Drawing in progress from "Gnomes of the Cheese Forest and Other Poems"

Who is one of your favourite Canadian animators?
Richard Williams is the first one who comes to mind, especially the work he did on his original vision for The Thief and the Cobbler, which I'm a big fan of.  I was lucky enough to meet him a few years ago, and he is such a nice guy, dedicated artist and talented draftsman.

What is one of your favourite animations and/or animation books? 
Oh gosh.....way too many to mention. My favorite animated film would probably come down to The Nightmare Before Christmas; that film is better now than it was when it came out.  It's absolutely timeless and just gets better with age. But I also love the films of Tomm Moore: The Secret of Kells and Song of the Sea, and another rare favorite of mine is John Korty's Twice Upon a Time. I could keep going but I digress for now. Sorry, I have to mention Allegro Non Troppo too.  I should watch that's been awhile.
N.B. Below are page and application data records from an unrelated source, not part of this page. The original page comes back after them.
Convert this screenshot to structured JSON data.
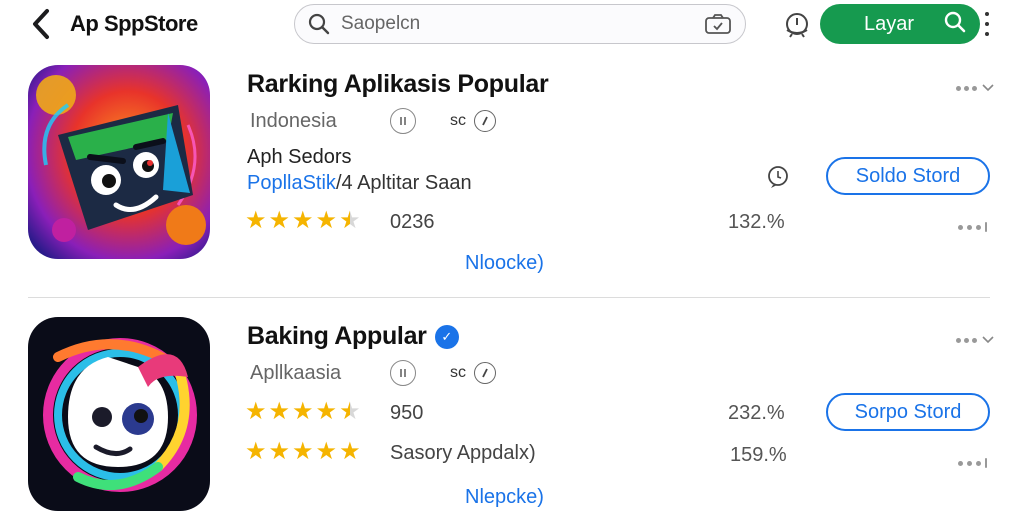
{
  "header": {
    "app_title": "Ap SppStore",
    "search_placeholder": "Saopelcn",
    "layar_label": "Layar"
  },
  "apps": [
    {
      "name": "Rarking Aplikasis Popular",
      "meta_text": "Indonesia",
      "meta_age": "sc",
      "sub_title": "Aph Sedors",
      "developer_link": "PopllaStik",
      "developer_rest": "/4 Apltitar Saan",
      "rating_count": "0236",
      "rating_stars": 4.5,
      "percent": "132.%",
      "button_label": "Soldo Stord",
      "more_link": "Nloocke)",
      "icon": "game-character-icon"
    },
    {
      "name": "Baking Appular",
      "meta_text": "Apllkaasia",
      "meta_age": "sc",
      "rating_count": "950",
      "rating_stars": 4.5,
      "percent": "232.%",
      "button_label": "Sorpo Stord",
      "rating_text": "Sasory Appdalx)",
      "percent_2": "159.%",
      "more_link": "Nlepcke)",
      "icon": "rainbow-bird-icon"
    }
  ],
  "colors": {
    "accent_green": "#169a4f",
    "link_blue": "#1a73e8",
    "star_gold": "#f5b400"
  }
}
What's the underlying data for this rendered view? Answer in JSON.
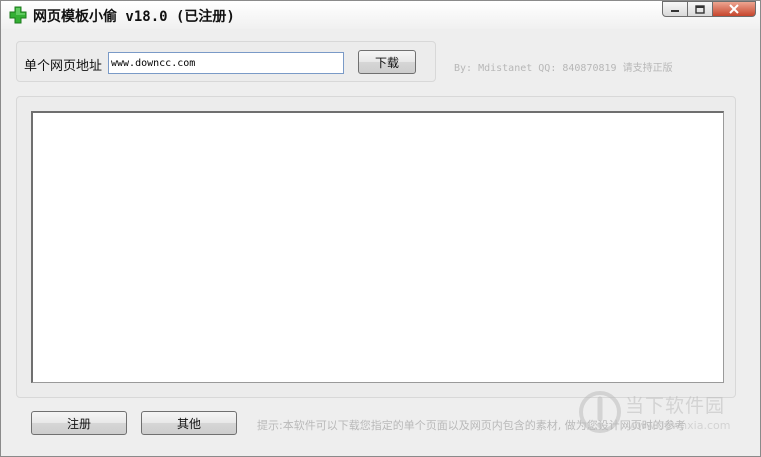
{
  "window": {
    "title": "网页模板小偷 v18.0 (已注册)",
    "icon": "green-plus-icon",
    "controls": {
      "minimize": "minimize-icon",
      "maximize": "maximize-icon",
      "close": "close-icon"
    }
  },
  "url_bar": {
    "label": "单个网页地址",
    "value": "www.downcc.com",
    "download_label": "下载"
  },
  "credit": "By: Mdistanet QQ: 840870819 请支持正版",
  "log": {
    "content": ""
  },
  "footer": {
    "register_label": "注册",
    "other_label": "其他",
    "hint": "提示:本软件可以下载您指定的单个页面以及网页内包含的素材, 做为您设计网页时的参考"
  },
  "watermark": {
    "text": "当下软件园",
    "url": "www.downxia.com"
  },
  "colors": {
    "title_icon": "#2fa52f",
    "close_button": "#c6452c",
    "input_border": "#7a9ac7"
  }
}
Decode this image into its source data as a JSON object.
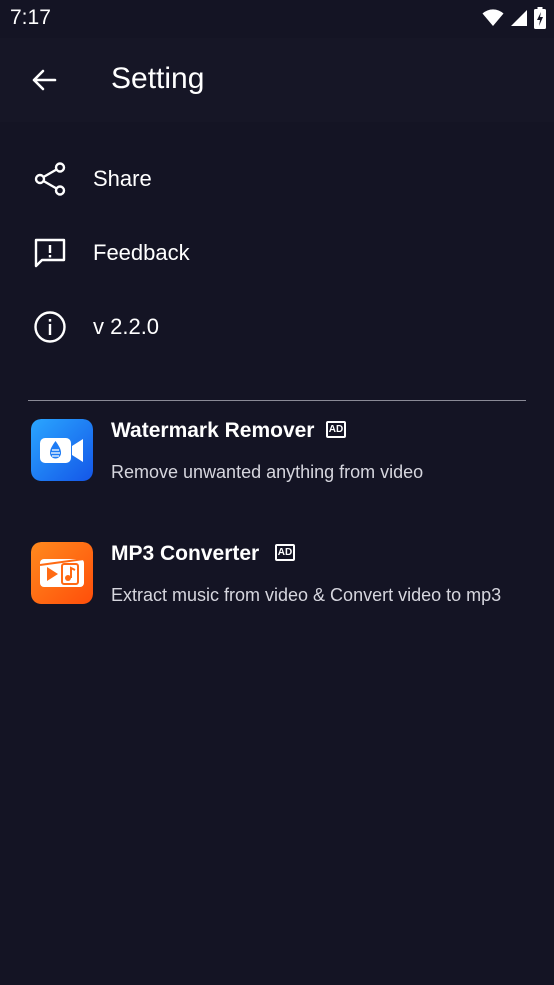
{
  "status_bar": {
    "time": "7:17",
    "icons": [
      "wifi-icon",
      "cell-signal-icon",
      "battery-charging-icon"
    ]
  },
  "header": {
    "back_icon": "arrow-left-icon",
    "title": "Setting"
  },
  "menu": [
    {
      "icon": "share-icon",
      "label": "Share"
    },
    {
      "icon": "feedback-icon",
      "label": "Feedback"
    },
    {
      "icon": "info-icon",
      "label": "v 2.2.0"
    }
  ],
  "promos": [
    {
      "title": "Watermark Remover",
      "badge": "AD",
      "description": "Remove unwanted anything from video",
      "icon": "watermark-remover-app-icon",
      "icon_color": "#1e7cf5"
    },
    {
      "title": "MP3 Converter",
      "badge": "AD",
      "description": "Extract music from video & Convert video to mp3",
      "icon": "mp3-converter-app-icon",
      "icon_color": "#ff6a13"
    }
  ],
  "colors": {
    "background": "#141424",
    "app_bar": "#161626",
    "divider": "#8a8a96"
  }
}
For animation books?  Also difficult to say, as you have how-to books, "art of" books, and history books to consider.  One that really stands out for me is the book that Disney released about Lilo and Stitch (another one of my favorite films) because it took a different approach: more than just your standard "Art of" book it actually contains stories from key people who worked on the film about what inspired them as they made it. Really great stuff!  I'm also rather mad-obsessive over children's books in particular these days, and I've discovered a few graphic novels that I really love, like Luke Pearson's Hilda series and David Nytra's Secret of the Stone Frog.  

Who is an up-and-coming or relatively unknown Canadian animator that everyone should check out?
Oh, it's hard to pick just one....working at VanArts full-time as Communications Manager (my day job) I meet so many other talented students in the animation department and it's neat to watch them come and go, and start working in the industry. It's a good time for them right now.

Are you involved with any animation organizations in Canada?
Not at the moment, but I have been involved in past years with the Vancouver SIGGRAPH Chapter and the group that is now Spark CG Society. I was part of the group that launched the first Spark Animation festival back in 2008, which still happens every year.

Have you written any books or blog posts about Animation or Canadian Animation? 
Here is a link to the "Books" page on my website, which includes the two books I've written on stop-motion animation. The first one is out-of-print but can be found in e-book format. The second one is still out there and easier to find.


Do you have other interviews online about your work in animation?
This interview I did with CGTantra is still online:

To see more of Ken's work and to follow what he's up to check out the links below.
Main Website: